■ WHAT THE TASK ASKS ■
In full and word for word, copy the records that follow.

##########

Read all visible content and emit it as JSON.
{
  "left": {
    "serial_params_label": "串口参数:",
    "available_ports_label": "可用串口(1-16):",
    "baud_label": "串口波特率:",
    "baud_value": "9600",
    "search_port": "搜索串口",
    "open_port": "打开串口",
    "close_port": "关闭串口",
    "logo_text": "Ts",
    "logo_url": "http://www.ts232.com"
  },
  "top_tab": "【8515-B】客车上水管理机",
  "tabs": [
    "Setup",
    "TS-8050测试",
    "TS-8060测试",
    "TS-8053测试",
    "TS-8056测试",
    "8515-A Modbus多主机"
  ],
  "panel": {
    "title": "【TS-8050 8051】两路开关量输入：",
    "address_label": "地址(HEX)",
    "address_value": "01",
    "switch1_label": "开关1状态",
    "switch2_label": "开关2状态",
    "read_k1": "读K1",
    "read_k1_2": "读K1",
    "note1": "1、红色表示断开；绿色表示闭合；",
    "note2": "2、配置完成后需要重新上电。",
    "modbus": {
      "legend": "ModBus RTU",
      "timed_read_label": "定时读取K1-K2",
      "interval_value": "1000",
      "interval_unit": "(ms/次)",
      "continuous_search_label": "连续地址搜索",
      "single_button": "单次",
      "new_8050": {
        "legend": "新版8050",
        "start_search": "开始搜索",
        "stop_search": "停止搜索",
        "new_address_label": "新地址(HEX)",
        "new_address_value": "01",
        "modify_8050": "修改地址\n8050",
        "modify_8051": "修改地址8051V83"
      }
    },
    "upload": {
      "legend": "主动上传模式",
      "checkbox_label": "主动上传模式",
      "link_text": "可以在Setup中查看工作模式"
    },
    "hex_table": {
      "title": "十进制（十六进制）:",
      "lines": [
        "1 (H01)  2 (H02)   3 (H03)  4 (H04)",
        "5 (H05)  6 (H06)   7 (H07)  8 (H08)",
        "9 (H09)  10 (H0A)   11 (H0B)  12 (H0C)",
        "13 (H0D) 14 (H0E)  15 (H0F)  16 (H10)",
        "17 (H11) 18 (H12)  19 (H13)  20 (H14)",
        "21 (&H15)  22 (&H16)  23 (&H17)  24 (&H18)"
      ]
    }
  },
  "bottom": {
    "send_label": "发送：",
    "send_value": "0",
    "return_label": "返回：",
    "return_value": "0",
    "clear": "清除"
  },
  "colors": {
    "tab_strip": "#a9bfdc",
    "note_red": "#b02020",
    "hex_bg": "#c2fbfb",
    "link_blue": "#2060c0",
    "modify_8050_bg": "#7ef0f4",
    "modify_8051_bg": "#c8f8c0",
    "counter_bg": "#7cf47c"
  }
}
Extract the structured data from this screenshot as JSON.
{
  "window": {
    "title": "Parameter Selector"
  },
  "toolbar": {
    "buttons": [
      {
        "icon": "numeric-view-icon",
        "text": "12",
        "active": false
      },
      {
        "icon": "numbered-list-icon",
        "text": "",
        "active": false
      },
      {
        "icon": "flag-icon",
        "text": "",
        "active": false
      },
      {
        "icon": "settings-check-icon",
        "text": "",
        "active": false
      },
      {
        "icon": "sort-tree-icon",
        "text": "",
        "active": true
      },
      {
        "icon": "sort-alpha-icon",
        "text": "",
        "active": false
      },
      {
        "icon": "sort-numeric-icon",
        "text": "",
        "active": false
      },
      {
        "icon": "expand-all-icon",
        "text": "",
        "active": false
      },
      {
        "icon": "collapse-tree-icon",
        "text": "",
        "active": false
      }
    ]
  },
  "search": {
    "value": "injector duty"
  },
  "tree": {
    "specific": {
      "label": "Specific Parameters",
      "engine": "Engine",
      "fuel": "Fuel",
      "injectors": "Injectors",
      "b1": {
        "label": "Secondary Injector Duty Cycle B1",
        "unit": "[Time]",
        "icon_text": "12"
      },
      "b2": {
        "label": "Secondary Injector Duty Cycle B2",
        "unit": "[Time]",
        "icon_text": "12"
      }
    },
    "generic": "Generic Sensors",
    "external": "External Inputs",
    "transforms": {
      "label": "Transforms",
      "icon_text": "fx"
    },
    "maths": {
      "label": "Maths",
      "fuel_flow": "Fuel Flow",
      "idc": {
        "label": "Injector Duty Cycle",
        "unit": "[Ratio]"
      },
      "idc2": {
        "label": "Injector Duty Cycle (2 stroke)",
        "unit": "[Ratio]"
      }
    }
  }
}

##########

■ RESULT OF THIS TASK ■
Read all visible content and emit it as JSON.
{
  "left": {
    "serial_params_label": "串口参数:",
    "available_ports_label": "可用串口(1-16):",
    "baud_label": "串口波特率:",
    "baud_value": "9600",
    "search_port": "搜索串口",
    "open_port": "打开串口",
    "close_port": "关闭串口",
    "logo_text": "Ts",
    "logo_url": "http://www.ts232.com"
  },
  "top_tab": "【8515-B】客车上水管理机",
  "tabs": [
    "Setup",
    "TS-8050测试",
    "TS-8060测试",
    "TS-8053测试",
    "TS-8056测试",
    "8515-A Modbus多主机"
  ],
  "panel": {
    "title": "【TS-8050 8051】两路开关量输入：",
    "address_label": "地址(HEX)",
    "address_value": "01",
    "switch1_label": "开关1状态",
    "switch2_label": "开关2状态",
    "read_k1": "读K1",
    "read_k1_2": "读K1",
    "note1": "1、红色表示断开；绿色表示闭合；",
    "note2": "2、配置完成后需要重新上电。",
    "modbus": {
      "legend": "ModBus RTU",
      "timed_read_label": "定时读取K1-K2",
      "interval_value": "1000",
      "interval_unit": "(ms/次)",
      "continuous_search_label": "连续地址搜索",
      "single_button": "单次",
      "new_8050": {
        "legend": "新版8050",
        "start_search": "开始搜索",
        "stop_search": "停止搜索",
        "new_address_label": "新地址(HEX)",
        "new_address_value": "01",
        "modify_8050": "修改地址\n8050",
        "modify_8051": "修改地址8051V83"
      }
    },
    "upload": {
      "legend": "主动上传模式",
      "checkbox_label": "主动上传模式",
      "link_text": "可以在Setup中查看工作模式"
    },
    "hex_table": {
      "title": "十进制（十六进制）:",
      "lines": [
        "1 (H01)  2 (H02)   3 (H03)  4 (H04)",
        "5 (H05)  6 (H06)   7 (H07)  8 (H08)",
        "9 (H09)  10 (H0A)   11 (H0B)  12 (H0C)",
        "13 (H0D) 14 (H0E)  15 (H0F)  16 (H10)",
        "17 (H11) 18 (H12)  19 (H13)  20 (H14)",
        "21 (&H15)  22 (&H16)  23 (&H17)  24 (&H18)"
      ]
    }
  },
  "bottom": {
    "send_label": "发送：",
    "send_value": "0",
    "return_label": "返回：",
    "return_value": "0",
    "clear": "清除"
  },
  "colors": {
    "tab_strip": "#a9bfdc",
    "note_red": "#b02020",
    "hex_bg": "#c2fbfb",
    "link_blue": "#2060c0",
    "modify_8050_bg": "#7ef0f4",
    "modify_8051_bg": "#c8f8c0",
    "counter_bg": "#7cf47c"
  }
}
Extract the structured data from this screenshot as JSON.
{
  "window": {
    "title": "Parameter Selector"
  },
  "toolbar": {
    "buttons": [
      {
        "icon": "numeric-view-icon",
        "text": "12",
        "active": false
      },
      {
        "icon": "numbered-list-icon",
        "text": "",
        "active": false
      },
      {
        "icon": "flag-icon",
        "text": "",
        "active": false
      },
      {
        "icon": "settings-check-icon",
        "text": "",
        "active": false
      },
      {
        "icon": "sort-tree-icon",
        "text": "",
        "active": true
      },
      {
        "icon": "sort-alpha-icon",
        "text": "",
        "active": false
      },
      {
        "icon": "sort-numeric-icon",
        "text": "",
        "active": false
      },
      {
        "icon": "expand-all-icon",
        "text": "",
        "active": false
      },
      {
        "icon": "collapse-tree-icon",
        "text": "",
        "active": false
      }
    ]
  },
  "search": {
    "value": "injector duty"
  },
  "tree": {
    "specific": {
      "label": "Specific Parameters",
      "engine": "Engine",
      "fuel": "Fuel",
      "injectors": "Injectors",
      "b1": {
        "label": "Secondary Injector Duty Cycle B1",
        "unit": "[Time]",
        "icon_text": "12"
      },
      "b2": {
        "label": "Secondary Injector Duty Cycle B2",
        "unit": "[Time]",
        "icon_text": "12"
      }
    },
    "generic": "Generic Sensors",
    "external": "External Inputs",
    "transforms": {
      "label": "Transforms",
      "icon_text": "fx"
    },
    "maths": {
      "label": "Maths",
      "fuel_flow": "Fuel Flow",
      "idc": {
        "label": "Injector Duty Cycle",
        "unit": "[Ratio]"
      },
      "idc2": {
        "label": "Injector Duty Cycle (2 stroke)",
        "unit": "[Ratio]"
      }
    }
  }
}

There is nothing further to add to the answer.